Dr. Ramón Gutiérrez is a renowned scholar, teacher and author. He is the Preston & Morton Distinguished Service Professor of History at the University of Chicago, and also serves as the director for the Center for the Study of Race, Politics and Culture. His research focuses mainly in the American Southwest and in Latin America where he studies race and gender issues surrounding the Latino community.  Currently Dr. Gutiérrez is researching the life of political activist Reies López Tijerina. In the 1960’s and 70’s, Tijerina was one of the leaders of the Mexican American Civil Rights Movement, and he strove to reclaim New Mexican land rights for the Spanish colonial and Mexican descendents.

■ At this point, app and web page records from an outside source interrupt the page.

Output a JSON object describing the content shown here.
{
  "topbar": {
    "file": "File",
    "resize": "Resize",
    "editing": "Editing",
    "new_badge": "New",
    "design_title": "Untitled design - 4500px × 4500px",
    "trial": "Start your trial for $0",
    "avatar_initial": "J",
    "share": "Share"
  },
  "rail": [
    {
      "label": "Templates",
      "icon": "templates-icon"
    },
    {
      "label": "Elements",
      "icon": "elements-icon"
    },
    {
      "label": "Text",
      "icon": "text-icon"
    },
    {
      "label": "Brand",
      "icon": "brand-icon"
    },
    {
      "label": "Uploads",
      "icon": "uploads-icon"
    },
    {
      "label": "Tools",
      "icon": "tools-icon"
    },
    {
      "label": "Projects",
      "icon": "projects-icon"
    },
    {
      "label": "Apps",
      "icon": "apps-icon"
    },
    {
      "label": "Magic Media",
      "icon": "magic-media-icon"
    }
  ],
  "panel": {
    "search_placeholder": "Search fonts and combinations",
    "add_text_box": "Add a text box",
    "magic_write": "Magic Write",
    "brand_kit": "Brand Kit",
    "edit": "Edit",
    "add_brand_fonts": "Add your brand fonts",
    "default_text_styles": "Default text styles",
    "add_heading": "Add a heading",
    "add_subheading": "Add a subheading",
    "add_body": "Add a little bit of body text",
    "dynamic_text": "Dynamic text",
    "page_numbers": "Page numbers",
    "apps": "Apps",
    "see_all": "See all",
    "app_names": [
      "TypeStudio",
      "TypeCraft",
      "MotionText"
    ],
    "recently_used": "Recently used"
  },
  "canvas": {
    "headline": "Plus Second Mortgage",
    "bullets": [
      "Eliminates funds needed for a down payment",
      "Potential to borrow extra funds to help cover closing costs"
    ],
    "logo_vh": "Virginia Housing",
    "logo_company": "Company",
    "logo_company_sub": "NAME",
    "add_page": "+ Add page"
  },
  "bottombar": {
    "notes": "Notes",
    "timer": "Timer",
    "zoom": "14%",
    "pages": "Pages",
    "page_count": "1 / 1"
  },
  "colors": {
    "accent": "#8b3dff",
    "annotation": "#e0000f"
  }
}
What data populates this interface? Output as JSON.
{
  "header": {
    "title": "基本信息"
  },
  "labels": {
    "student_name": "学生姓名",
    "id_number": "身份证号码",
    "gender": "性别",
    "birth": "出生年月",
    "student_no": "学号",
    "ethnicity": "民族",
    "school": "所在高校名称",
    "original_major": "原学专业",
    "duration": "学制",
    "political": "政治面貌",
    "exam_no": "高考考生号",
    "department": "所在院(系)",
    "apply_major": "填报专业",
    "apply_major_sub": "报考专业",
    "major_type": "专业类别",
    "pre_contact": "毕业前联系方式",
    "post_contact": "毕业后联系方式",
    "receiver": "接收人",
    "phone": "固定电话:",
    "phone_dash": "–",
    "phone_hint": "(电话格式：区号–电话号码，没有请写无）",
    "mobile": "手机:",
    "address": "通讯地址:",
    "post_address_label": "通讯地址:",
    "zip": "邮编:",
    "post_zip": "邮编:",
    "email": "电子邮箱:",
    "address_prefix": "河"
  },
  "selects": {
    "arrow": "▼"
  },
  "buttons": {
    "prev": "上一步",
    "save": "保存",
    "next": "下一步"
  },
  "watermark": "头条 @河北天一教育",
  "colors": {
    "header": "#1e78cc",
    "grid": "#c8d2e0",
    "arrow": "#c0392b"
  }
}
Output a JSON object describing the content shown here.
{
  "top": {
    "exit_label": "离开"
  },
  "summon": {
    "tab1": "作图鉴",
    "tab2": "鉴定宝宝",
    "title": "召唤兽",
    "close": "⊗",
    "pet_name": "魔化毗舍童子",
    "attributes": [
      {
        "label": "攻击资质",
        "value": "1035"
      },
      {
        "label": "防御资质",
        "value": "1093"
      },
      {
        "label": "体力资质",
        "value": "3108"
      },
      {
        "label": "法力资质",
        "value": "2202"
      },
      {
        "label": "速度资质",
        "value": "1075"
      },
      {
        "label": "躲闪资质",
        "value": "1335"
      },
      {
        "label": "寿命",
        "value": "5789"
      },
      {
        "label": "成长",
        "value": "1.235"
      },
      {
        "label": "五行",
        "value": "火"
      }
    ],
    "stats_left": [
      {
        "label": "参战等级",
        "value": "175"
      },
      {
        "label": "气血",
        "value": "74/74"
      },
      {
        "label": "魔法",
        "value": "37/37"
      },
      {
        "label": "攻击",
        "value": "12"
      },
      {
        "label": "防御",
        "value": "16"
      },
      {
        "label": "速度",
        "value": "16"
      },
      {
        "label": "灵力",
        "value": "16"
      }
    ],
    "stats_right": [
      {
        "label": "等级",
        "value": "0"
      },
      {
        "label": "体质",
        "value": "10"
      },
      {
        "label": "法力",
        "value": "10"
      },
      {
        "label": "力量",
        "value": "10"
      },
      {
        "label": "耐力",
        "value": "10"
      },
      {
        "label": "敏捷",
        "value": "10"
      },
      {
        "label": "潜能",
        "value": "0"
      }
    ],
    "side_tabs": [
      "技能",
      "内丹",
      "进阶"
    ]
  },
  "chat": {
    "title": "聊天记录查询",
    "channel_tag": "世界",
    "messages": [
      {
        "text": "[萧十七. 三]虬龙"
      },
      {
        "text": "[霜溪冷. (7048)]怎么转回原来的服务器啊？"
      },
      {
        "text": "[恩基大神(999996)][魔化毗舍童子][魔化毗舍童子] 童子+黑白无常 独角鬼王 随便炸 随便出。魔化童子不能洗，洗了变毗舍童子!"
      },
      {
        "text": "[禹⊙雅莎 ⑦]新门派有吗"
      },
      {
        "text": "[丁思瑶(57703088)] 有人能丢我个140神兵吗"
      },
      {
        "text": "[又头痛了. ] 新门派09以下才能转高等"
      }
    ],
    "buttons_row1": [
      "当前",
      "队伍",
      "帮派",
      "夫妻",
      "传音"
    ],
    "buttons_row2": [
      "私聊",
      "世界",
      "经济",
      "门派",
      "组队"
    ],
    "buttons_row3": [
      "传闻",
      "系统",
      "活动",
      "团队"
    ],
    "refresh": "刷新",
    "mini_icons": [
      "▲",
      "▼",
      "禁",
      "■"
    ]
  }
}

Outwardly, Lincoln and Juárez could not have been more different. Lincoln was tall and angular; Juárez short and stocky. Lincoln was of old American stock, Juárez a full-blooded Zapotec.  It is not known exactly when Juárez came to Lincoln's attention, but in 1861, Lincoln sent him a message expressing hope "for the liberty of .. your government and its people.”  The bond between the two leaders was strengthened when Lincoln supported Juárez’s resistance efforts against France, which had invaded Mexico and captured Mexico City in 1863.

The U.S. Census Bureau projects that minorities, which now account for roughly one-third of the U.S. population, are expected to become the majority in 2042.  By 2050, the Census Bureau projects the nation will be 54 percent minority.  Even sooner, by 2023, minorities will comprise more than half of all children.

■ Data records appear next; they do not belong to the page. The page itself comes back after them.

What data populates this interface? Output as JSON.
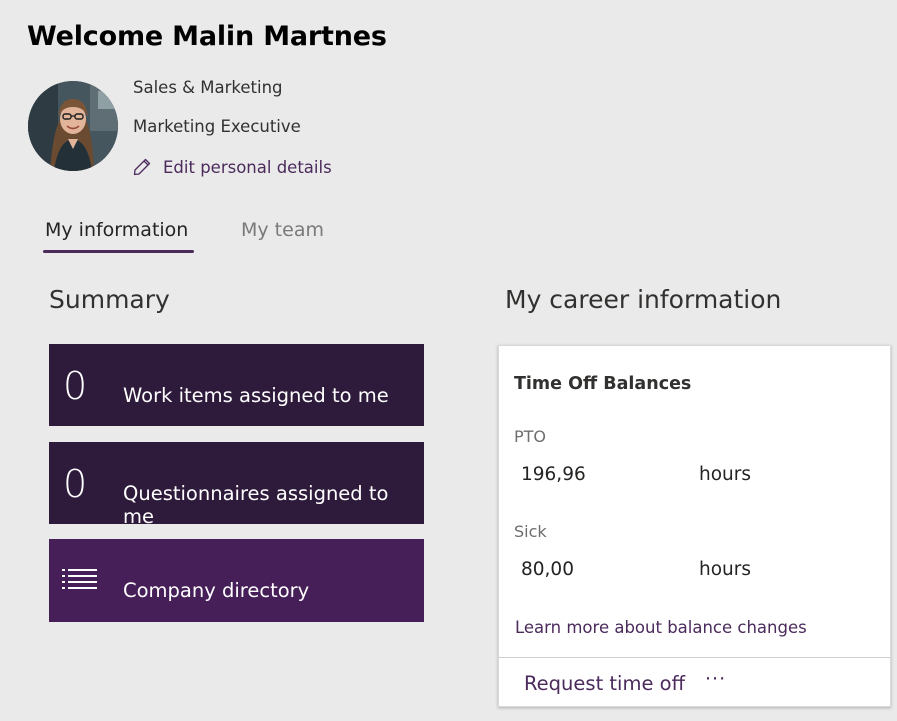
{
  "header": {
    "welcome": "Welcome Malin Martnes"
  },
  "profile": {
    "department": "Sales & Marketing",
    "job_title": "Marketing Executive",
    "edit_label": "Edit personal details",
    "edit_icon": "pencil-icon"
  },
  "tabs": [
    {
      "label": "My information",
      "active": true
    },
    {
      "label": "My team",
      "active": false
    }
  ],
  "summary": {
    "title": "Summary",
    "tiles": [
      {
        "count": "0",
        "label": "Work items assigned to me"
      },
      {
        "count": "0",
        "label": "Questionnaires assigned to me"
      },
      {
        "icon": "list-icon",
        "label": "Company directory"
      }
    ]
  },
  "career": {
    "title": "My career information",
    "card": {
      "title": "Time Off Balances",
      "balances": [
        {
          "label": "PTO",
          "value": "196,96",
          "unit": "hours"
        },
        {
          "label": "Sick",
          "value": "80,00",
          "unit": "hours"
        }
      ],
      "learn_more": "Learn more about balance changes",
      "request_label": "Request time off",
      "more_label": "···"
    }
  },
  "colors": {
    "accent": "#4b2a5c",
    "tile_dark": "#2e1a3b",
    "tile_light": "#461f58",
    "background": "#eaeaea"
  }
}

“The values of freedom and democracy, which Lincoln so eloquently articulated, are immutable – and universal,” said Eileen Mackevich, ALBC executive director. “Juárez valiantly fought for the same values in Mexico at the same time Lincoln was fighting for them in the United States.  That’s a large part of why these two men are linked in popular memory.  Dr. Gutiérrez will share with us how we can better understand these two men and how they continue to inspire people today.”



“Lincoln and Juárez: In Myth and Memory”

A Lecture by Dr. Ramón Gutiérrez




Dr. Ramón Gutiérrez

Preston & Morton Distinguished Service Professor of History

University of Chicago




Wednesday, October 28, 2009

   *Reception at 5:30 p.m.

   *Program at 6:30 p.m.




National Museum of Mexican American Art

1852 West 19th Street



About the Abraham Lincoln Bicentennial Commission & Foundation

Congress established the Abraham Lincoln Bicentennial Commission to recommend appropriate ways to commemorate the 200th birthday of Abraham Lincoln in 2009.  The Commission is predicated on the premise that it will function as a public-private partnership.  Congress appropriates funds for administration.  Private funding is necessary, however, to produce programs, events and materials planned for the Bicentennial.  To support the public-private partnership, and insure that Lincoln activities continue into the future, the Commission established the ALBC Foundation [a 501(c)(3) based in Washington DC]  in 2007.  For more information, please visit www.abrahamlincoln200.org.